This is what happened in Bhola: A person or a group of people hacked the Facebook account of a person belonging to a minority group, and posted something offensive which went against the sentiments of Muslims. After that, there were protests and we all know the consequences. Several people died, and plenty of others were injured.
The consequences of hacking
According to Section 18 of the Digital Security Act, 2018, hacking is a cybercrime. If anyone illegally enters or helps to enter any computer, computer system, or computer network, then that person will be penalized with imprisonment for a term not exceeding six months or by fine not exceeding Tk3 lakh or with both.
Consequences of publishing anything against religious sentiments
According to Section 28, if any person or group intentionally or knowingly with the aim of hurting religious sentiments or values or with the intention to provoke publishes or broadcasts anything by means of any website or any electronic format which hurts religious sentiment or values, then such activity of that person will be considered an offense, and for the first time the person will be sentenced to a term of imprisonment not exceeding seven years or fine not exceeding Tk10 lakh or both.
In the case of repetition, that person will be punished with imprisonment not exceeding 10 years or fine not exceeding Tk20 lakhs or both.
Despite this, such crimes continue. And it is unfortunate that, as is the nature of many people, at the end of the day they do not seek reason and truth, but believe what they hear from people they should not trust.
We must understand that everything we “see” and hear is not correct. We have to always ensure that we have the truth with us, especially if the source is social media, and act based on that truth, and not on hearsay.
First of all, we must spread awareness and enlighten ourselves. We have to build ethical and moral codes which support non-violence, and spread it across our communities. If we see anything on social media which goes against the sentiments of our faith then, firstly, we must talk to that person regarding the matter.
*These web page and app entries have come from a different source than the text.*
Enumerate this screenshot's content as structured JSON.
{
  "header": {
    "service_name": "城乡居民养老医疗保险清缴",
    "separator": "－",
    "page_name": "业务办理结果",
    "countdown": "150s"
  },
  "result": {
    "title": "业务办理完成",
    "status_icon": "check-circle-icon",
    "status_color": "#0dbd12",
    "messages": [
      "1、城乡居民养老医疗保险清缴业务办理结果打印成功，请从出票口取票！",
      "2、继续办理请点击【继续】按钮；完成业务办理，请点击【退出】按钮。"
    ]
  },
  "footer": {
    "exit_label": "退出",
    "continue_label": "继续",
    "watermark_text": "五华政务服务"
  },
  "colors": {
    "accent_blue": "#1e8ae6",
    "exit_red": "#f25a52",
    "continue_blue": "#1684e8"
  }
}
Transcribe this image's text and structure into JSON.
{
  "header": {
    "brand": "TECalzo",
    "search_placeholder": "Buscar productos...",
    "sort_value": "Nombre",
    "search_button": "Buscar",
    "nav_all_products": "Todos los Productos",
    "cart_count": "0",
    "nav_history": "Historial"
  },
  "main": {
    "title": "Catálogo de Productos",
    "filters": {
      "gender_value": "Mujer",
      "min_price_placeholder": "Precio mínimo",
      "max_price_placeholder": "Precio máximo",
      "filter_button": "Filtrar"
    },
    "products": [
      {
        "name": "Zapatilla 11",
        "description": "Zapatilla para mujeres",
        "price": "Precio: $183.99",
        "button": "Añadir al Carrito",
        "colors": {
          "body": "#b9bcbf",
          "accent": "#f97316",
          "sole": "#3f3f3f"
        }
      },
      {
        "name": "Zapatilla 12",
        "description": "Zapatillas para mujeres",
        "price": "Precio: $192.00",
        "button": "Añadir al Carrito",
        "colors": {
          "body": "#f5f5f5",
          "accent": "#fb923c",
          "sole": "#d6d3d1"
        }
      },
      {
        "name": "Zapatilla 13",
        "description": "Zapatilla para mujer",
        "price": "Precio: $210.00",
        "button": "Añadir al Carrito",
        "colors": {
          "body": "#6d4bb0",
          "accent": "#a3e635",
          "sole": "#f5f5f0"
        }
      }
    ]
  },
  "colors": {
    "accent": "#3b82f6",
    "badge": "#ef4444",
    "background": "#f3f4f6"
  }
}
In this day and age, in the society we live in, there is a high chance that the person in question did not actually post it.
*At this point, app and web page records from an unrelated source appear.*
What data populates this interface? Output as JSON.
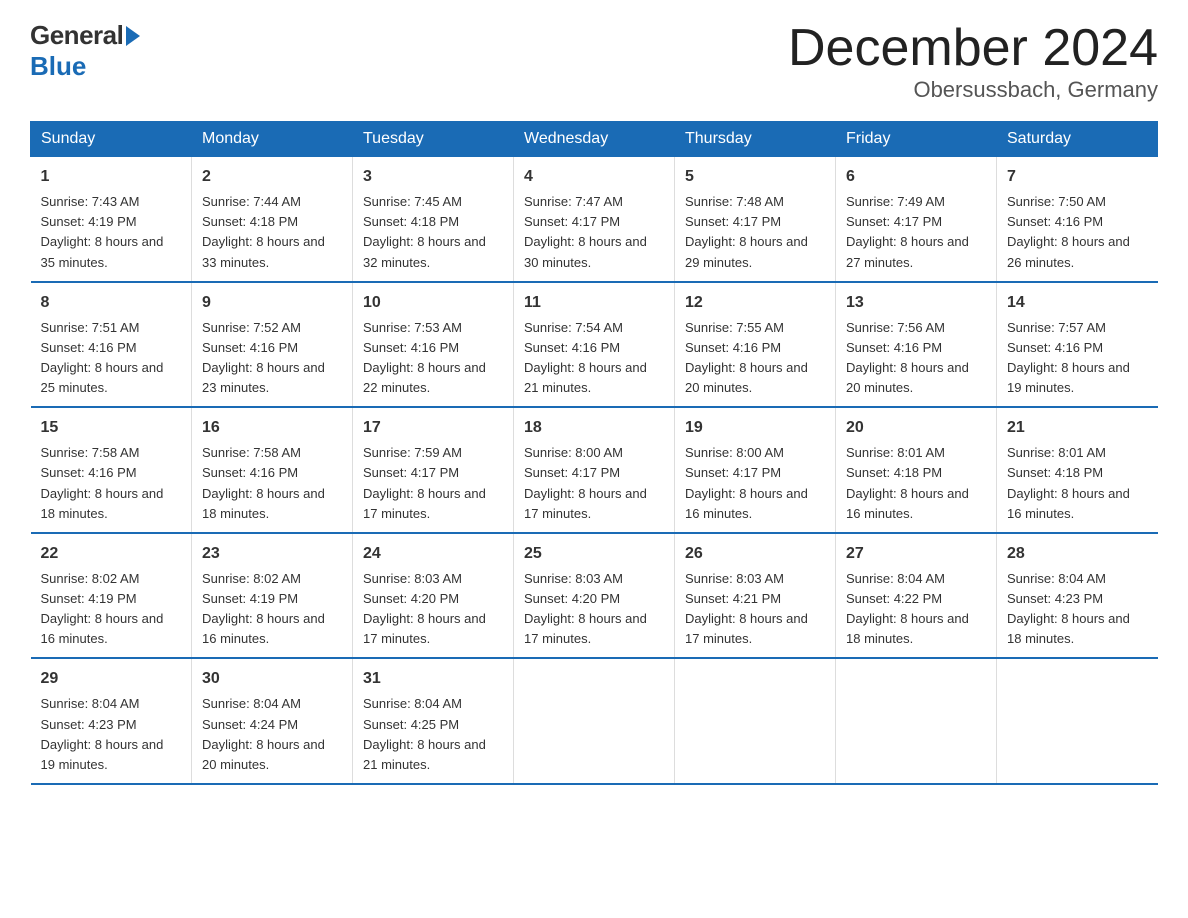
{
  "header": {
    "logo_text": "General",
    "logo_blue": "Blue",
    "month_title": "December 2024",
    "location": "Obersussbach, Germany"
  },
  "weekdays": [
    "Sunday",
    "Monday",
    "Tuesday",
    "Wednesday",
    "Thursday",
    "Friday",
    "Saturday"
  ],
  "weeks": [
    [
      {
        "day": "1",
        "sunrise": "7:43 AM",
        "sunset": "4:19 PM",
        "daylight": "8 hours and 35 minutes."
      },
      {
        "day": "2",
        "sunrise": "7:44 AM",
        "sunset": "4:18 PM",
        "daylight": "8 hours and 33 minutes."
      },
      {
        "day": "3",
        "sunrise": "7:45 AM",
        "sunset": "4:18 PM",
        "daylight": "8 hours and 32 minutes."
      },
      {
        "day": "4",
        "sunrise": "7:47 AM",
        "sunset": "4:17 PM",
        "daylight": "8 hours and 30 minutes."
      },
      {
        "day": "5",
        "sunrise": "7:48 AM",
        "sunset": "4:17 PM",
        "daylight": "8 hours and 29 minutes."
      },
      {
        "day": "6",
        "sunrise": "7:49 AM",
        "sunset": "4:17 PM",
        "daylight": "8 hours and 27 minutes."
      },
      {
        "day": "7",
        "sunrise": "7:50 AM",
        "sunset": "4:16 PM",
        "daylight": "8 hours and 26 minutes."
      }
    ],
    [
      {
        "day": "8",
        "sunrise": "7:51 AM",
        "sunset": "4:16 PM",
        "daylight": "8 hours and 25 minutes."
      },
      {
        "day": "9",
        "sunrise": "7:52 AM",
        "sunset": "4:16 PM",
        "daylight": "8 hours and 23 minutes."
      },
      {
        "day": "10",
        "sunrise": "7:53 AM",
        "sunset": "4:16 PM",
        "daylight": "8 hours and 22 minutes."
      },
      {
        "day": "11",
        "sunrise": "7:54 AM",
        "sunset": "4:16 PM",
        "daylight": "8 hours and 21 minutes."
      },
      {
        "day": "12",
        "sunrise": "7:55 AM",
        "sunset": "4:16 PM",
        "daylight": "8 hours and 20 minutes."
      },
      {
        "day": "13",
        "sunrise": "7:56 AM",
        "sunset": "4:16 PM",
        "daylight": "8 hours and 20 minutes."
      },
      {
        "day": "14",
        "sunrise": "7:57 AM",
        "sunset": "4:16 PM",
        "daylight": "8 hours and 19 minutes."
      }
    ],
    [
      {
        "day": "15",
        "sunrise": "7:58 AM",
        "sunset": "4:16 PM",
        "daylight": "8 hours and 18 minutes."
      },
      {
        "day": "16",
        "sunrise": "7:58 AM",
        "sunset": "4:16 PM",
        "daylight": "8 hours and 18 minutes."
      },
      {
        "day": "17",
        "sunrise": "7:59 AM",
        "sunset": "4:17 PM",
        "daylight": "8 hours and 17 minutes."
      },
      {
        "day": "18",
        "sunrise": "8:00 AM",
        "sunset": "4:17 PM",
        "daylight": "8 hours and 17 minutes."
      },
      {
        "day": "19",
        "sunrise": "8:00 AM",
        "sunset": "4:17 PM",
        "daylight": "8 hours and 16 minutes."
      },
      {
        "day": "20",
        "sunrise": "8:01 AM",
        "sunset": "4:18 PM",
        "daylight": "8 hours and 16 minutes."
      },
      {
        "day": "21",
        "sunrise": "8:01 AM",
        "sunset": "4:18 PM",
        "daylight": "8 hours and 16 minutes."
      }
    ],
    [
      {
        "day": "22",
        "sunrise": "8:02 AM",
        "sunset": "4:19 PM",
        "daylight": "8 hours and 16 minutes."
      },
      {
        "day": "23",
        "sunrise": "8:02 AM",
        "sunset": "4:19 PM",
        "daylight": "8 hours and 16 minutes."
      },
      {
        "day": "24",
        "sunrise": "8:03 AM",
        "sunset": "4:20 PM",
        "daylight": "8 hours and 17 minutes."
      },
      {
        "day": "25",
        "sunrise": "8:03 AM",
        "sunset": "4:20 PM",
        "daylight": "8 hours and 17 minutes."
      },
      {
        "day": "26",
        "sunrise": "8:03 AM",
        "sunset": "4:21 PM",
        "daylight": "8 hours and 17 minutes."
      },
      {
        "day": "27",
        "sunrise": "8:04 AM",
        "sunset": "4:22 PM",
        "daylight": "8 hours and 18 minutes."
      },
      {
        "day": "28",
        "sunrise": "8:04 AM",
        "sunset": "4:23 PM",
        "daylight": "8 hours and 18 minutes."
      }
    ],
    [
      {
        "day": "29",
        "sunrise": "8:04 AM",
        "sunset": "4:23 PM",
        "daylight": "8 hours and 19 minutes."
      },
      {
        "day": "30",
        "sunrise": "8:04 AM",
        "sunset": "4:24 PM",
        "daylight": "8 hours and 20 minutes."
      },
      {
        "day": "31",
        "sunrise": "8:04 AM",
        "sunset": "4:25 PM",
        "daylight": "8 hours and 21 minutes."
      },
      null,
      null,
      null,
      null
    ]
  ]
}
And in any case, our next step should be to contact in the police before the situation goes out of control, as we saw in Ramu and Bhola.
Finally, we must learn to be critical thinkers, and not allow misinterpretation and misunderstandings to cloud our judgment and thereby damage society as a whole.
If we don’t, all of us will suffer in the long run, and the religious harmony of our country will be hampered. And that is not good for anybody.
Kalyan Chakroborty is a student of law.